About this task: The response must be a precise copy of the records that follow.

Items from an interface collection
---*---
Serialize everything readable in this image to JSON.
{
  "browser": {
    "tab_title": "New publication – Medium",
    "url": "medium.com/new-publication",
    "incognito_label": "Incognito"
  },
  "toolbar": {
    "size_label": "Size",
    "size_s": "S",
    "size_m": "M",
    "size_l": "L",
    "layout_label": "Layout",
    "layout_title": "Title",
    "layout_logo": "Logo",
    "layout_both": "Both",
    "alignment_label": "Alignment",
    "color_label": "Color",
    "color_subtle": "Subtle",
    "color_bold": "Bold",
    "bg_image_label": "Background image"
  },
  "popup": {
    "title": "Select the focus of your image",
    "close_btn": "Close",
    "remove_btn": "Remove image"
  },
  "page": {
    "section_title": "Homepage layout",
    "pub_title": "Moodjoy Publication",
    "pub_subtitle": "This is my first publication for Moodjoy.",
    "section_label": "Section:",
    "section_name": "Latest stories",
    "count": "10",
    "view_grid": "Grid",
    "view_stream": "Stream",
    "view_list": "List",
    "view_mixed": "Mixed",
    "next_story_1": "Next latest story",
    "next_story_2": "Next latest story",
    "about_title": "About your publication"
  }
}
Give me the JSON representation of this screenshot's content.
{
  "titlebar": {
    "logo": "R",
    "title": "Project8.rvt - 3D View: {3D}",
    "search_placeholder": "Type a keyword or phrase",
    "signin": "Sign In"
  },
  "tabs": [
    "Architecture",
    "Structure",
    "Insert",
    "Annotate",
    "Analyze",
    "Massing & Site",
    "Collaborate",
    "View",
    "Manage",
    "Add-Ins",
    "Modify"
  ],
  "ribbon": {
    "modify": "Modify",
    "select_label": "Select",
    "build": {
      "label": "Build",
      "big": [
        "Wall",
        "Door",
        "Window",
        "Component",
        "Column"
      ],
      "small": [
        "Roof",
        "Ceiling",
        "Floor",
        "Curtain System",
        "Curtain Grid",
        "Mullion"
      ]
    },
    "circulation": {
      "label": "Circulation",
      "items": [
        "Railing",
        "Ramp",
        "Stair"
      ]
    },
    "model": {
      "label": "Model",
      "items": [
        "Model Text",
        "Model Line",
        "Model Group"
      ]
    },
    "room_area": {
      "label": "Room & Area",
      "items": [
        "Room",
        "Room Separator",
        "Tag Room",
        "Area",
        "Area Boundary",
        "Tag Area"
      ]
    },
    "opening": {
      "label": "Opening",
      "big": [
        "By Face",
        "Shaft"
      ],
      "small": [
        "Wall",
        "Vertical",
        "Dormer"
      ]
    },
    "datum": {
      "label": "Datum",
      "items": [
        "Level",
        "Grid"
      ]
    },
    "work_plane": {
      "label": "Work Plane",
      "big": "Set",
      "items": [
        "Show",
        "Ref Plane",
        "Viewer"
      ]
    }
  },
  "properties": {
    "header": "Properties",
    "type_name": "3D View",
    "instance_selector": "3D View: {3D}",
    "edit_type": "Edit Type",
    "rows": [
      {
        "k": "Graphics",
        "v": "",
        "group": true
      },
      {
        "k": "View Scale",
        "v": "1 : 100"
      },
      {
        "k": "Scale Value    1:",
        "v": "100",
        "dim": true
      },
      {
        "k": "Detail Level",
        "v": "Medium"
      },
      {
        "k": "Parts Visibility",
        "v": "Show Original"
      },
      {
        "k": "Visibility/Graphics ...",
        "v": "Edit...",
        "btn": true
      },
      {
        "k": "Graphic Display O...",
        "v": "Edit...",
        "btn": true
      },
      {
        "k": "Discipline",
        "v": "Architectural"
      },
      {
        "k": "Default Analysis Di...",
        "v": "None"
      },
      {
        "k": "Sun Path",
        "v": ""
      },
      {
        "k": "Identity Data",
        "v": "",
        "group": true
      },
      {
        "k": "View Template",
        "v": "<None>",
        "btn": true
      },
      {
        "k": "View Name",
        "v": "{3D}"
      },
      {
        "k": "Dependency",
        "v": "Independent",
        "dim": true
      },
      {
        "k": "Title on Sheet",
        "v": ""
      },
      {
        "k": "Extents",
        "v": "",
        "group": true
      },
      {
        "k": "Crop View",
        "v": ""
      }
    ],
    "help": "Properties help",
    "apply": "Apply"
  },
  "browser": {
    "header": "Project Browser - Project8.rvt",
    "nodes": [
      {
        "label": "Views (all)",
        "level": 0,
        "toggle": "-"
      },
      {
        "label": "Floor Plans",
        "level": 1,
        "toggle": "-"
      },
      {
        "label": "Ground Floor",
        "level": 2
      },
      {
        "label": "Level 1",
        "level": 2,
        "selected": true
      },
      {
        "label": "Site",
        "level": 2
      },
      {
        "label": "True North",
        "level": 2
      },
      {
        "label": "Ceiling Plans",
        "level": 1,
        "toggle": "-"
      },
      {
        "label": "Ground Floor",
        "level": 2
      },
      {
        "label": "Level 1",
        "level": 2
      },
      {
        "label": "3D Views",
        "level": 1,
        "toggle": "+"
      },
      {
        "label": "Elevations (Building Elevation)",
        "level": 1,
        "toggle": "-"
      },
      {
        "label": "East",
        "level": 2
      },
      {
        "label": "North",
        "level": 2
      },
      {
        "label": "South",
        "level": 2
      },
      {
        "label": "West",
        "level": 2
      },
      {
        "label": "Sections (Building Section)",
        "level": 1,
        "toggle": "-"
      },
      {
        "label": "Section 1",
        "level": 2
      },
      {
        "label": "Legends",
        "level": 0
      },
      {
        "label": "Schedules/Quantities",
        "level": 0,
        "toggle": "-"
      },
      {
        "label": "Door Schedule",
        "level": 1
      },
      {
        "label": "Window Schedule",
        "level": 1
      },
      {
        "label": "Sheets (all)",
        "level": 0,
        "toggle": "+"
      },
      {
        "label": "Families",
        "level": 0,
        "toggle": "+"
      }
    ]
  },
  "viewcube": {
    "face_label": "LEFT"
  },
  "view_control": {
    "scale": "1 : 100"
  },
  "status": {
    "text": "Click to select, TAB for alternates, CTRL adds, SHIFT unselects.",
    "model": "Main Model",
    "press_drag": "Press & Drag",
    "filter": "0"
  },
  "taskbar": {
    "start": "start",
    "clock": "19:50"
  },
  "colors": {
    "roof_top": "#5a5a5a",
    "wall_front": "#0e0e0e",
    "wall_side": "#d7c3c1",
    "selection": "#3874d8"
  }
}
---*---
Reply to the task:
Serialize everything readable in this image to JSON.
{
  "browser": {
    "tab_title": "New publication – Medium",
    "url": "medium.com/new-publication",
    "incognito_label": "Incognito"
  },
  "toolbar": {
    "size_label": "Size",
    "size_s": "S",
    "size_m": "M",
    "size_l": "L",
    "layout_label": "Layout",
    "layout_title": "Title",
    "layout_logo": "Logo",
    "layout_both": "Both",
    "alignment_label": "Alignment",
    "color_label": "Color",
    "color_subtle": "Subtle",
    "color_bold": "Bold",
    "bg_image_label": "Background image"
  },
  "popup": {
    "title": "Select the focus of your image",
    "close_btn": "Close",
    "remove_btn": "Remove image"
  },
  "page": {
    "section_title": "Homepage layout",
    "pub_title": "Moodjoy Publication",
    "pub_subtitle": "This is my first publication for Moodjoy.",
    "section_label": "Section:",
    "section_name": "Latest stories",
    "count": "10",
    "view_grid": "Grid",
    "view_stream": "Stream",
    "view_list": "List",
    "view_mixed": "Mixed",
    "next_story_1": "Next latest story",
    "next_story_2": "Next latest story",
    "about_title": "About your publication"
  }
}
Give me the JSON representation of this screenshot's content.
{
  "titlebar": {
    "logo": "R",
    "title": "Project8.rvt - 3D View: {3D}",
    "search_placeholder": "Type a keyword or phrase",
    "signin": "Sign In"
  },
  "tabs": [
    "Architecture",
    "Structure",
    "Insert",
    "Annotate",
    "Analyze",
    "Massing & Site",
    "Collaborate",
    "View",
    "Manage",
    "Add-Ins",
    "Modify"
  ],
  "ribbon": {
    "modify": "Modify",
    "select_label": "Select",
    "build": {
      "label": "Build",
      "big": [
        "Wall",
        "Door",
        "Window",
        "Component",
        "Column"
      ],
      "small": [
        "Roof",
        "Ceiling",
        "Floor",
        "Curtain System",
        "Curtain Grid",
        "Mullion"
      ]
    },
    "circulation": {
      "label": "Circulation",
      "items": [
        "Railing",
        "Ramp",
        "Stair"
      ]
    },
    "model": {
      "label": "Model",
      "items": [
        "Model Text",
        "Model Line",
        "Model Group"
      ]
    },
    "room_area": {
      "label": "Room & Area",
      "items": [
        "Room",
        "Room Separator",
        "Tag Room",
        "Area",
        "Area Boundary",
        "Tag Area"
      ]
    },
    "opening": {
      "label": "Opening",
      "big": [
        "By Face",
        "Shaft"
      ],
      "small": [
        "Wall",
        "Vertical",
        "Dormer"
      ]
    },
    "datum": {
      "label": "Datum",
      "items": [
        "Level",
        "Grid"
      ]
    },
    "work_plane": {
      "label": "Work Plane",
      "big": "Set",
      "items": [
        "Show",
        "Ref Plane",
        "Viewer"
      ]
    }
  },
  "properties": {
    "header": "Properties",
    "type_name": "3D View",
    "instance_selector": "3D View: {3D}",
    "edit_type": "Edit Type",
    "rows": [
      {
        "k": "Graphics",
        "v": "",
        "group": true
      },
      {
        "k": "View Scale",
        "v": "1 : 100"
      },
      {
        "k": "Scale Value    1:",
        "v": "100",
        "dim": true
      },
      {
        "k": "Detail Level",
        "v": "Medium"
      },
      {
        "k": "Parts Visibility",
        "v": "Show Original"
      },
      {
        "k": "Visibility/Graphics ...",
        "v": "Edit...",
        "btn": true
      },
      {
        "k": "Graphic Display O...",
        "v": "Edit...",
        "btn": true
      },
      {
        "k": "Discipline",
        "v": "Architectural"
      },
      {
        "k": "Default Analysis Di...",
        "v": "None"
      },
      {
        "k": "Sun Path",
        "v": ""
      },
      {
        "k": "Identity Data",
        "v": "",
        "group": true
      },
      {
        "k": "View Template",
        "v": "<None>",
        "btn": true
      },
      {
        "k": "View Name",
        "v": "{3D}"
      },
      {
        "k": "Dependency",
        "v": "Independent",
        "dim": true
      },
      {
        "k": "Title on Sheet",
        "v": ""
      },
      {
        "k": "Extents",
        "v": "",
        "group": true
      },
      {
        "k": "Crop View",
        "v": ""
      }
    ],
    "help": "Properties help",
    "apply": "Apply"
  },
  "browser": {
    "header": "Project Browser - Project8.rvt",
    "nodes": [
      {
        "label": "Views (all)",
        "level": 0,
        "toggle": "-"
      },
      {
        "label": "Floor Plans",
        "level": 1,
        "toggle": "-"
      },
      {
        "label": "Ground Floor",
        "level": 2
      },
      {
        "label": "Level 1",
        "level": 2,
        "selected": true
      },
      {
        "label": "Site",
        "level": 2
      },
      {
        "label": "True North",
        "level": 2
      },
      {
        "label": "Ceiling Plans",
        "level": 1,
        "toggle": "-"
      },
      {
        "label": "Ground Floor",
        "level": 2
      },
      {
        "label": "Level 1",
        "level": 2
      },
      {
        "label": "3D Views",
        "level": 1,
        "toggle": "+"
      },
      {
        "label": "Elevations (Building Elevation)",
        "level": 1,
        "toggle": "-"
      },
      {
        "label": "East",
        "level": 2
      },
      {
        "label": "North",
        "level": 2
      },
      {
        "label": "South",
        "level": 2
      },
      {
        "label": "West",
        "level": 2
      },
      {
        "label": "Sections (Building Section)",
        "level": 1,
        "toggle": "-"
      },
      {
        "label": "Section 1",
        "level": 2
      },
      {
        "label": "Legends",
        "level": 0
      },
      {
        "label": "Schedules/Quantities",
        "level": 0,
        "toggle": "-"
      },
      {
        "label": "Door Schedule",
        "level": 1
      },
      {
        "label": "Window Schedule",
        "level": 1
      },
      {
        "label": "Sheets (all)",
        "level": 0,
        "toggle": "+"
      },
      {
        "label": "Families",
        "level": 0,
        "toggle": "+"
      }
    ]
  },
  "viewcube": {
    "face_label": "LEFT"
  },
  "view_control": {
    "scale": "1 : 100"
  },
  "status": {
    "text": "Click to select, TAB for alternates, CTRL adds, SHIFT unselects.",
    "model": "Main Model",
    "press_drag": "Press & Drag",
    "filter": "0"
  },
  "taskbar": {
    "start": "start",
    "clock": "19:50"
  },
  "colors": {
    "roof_top": "#5a5a5a",
    "wall_front": "#0e0e0e",
    "wall_side": "#d7c3c1",
    "selection": "#3874d8"
  }
}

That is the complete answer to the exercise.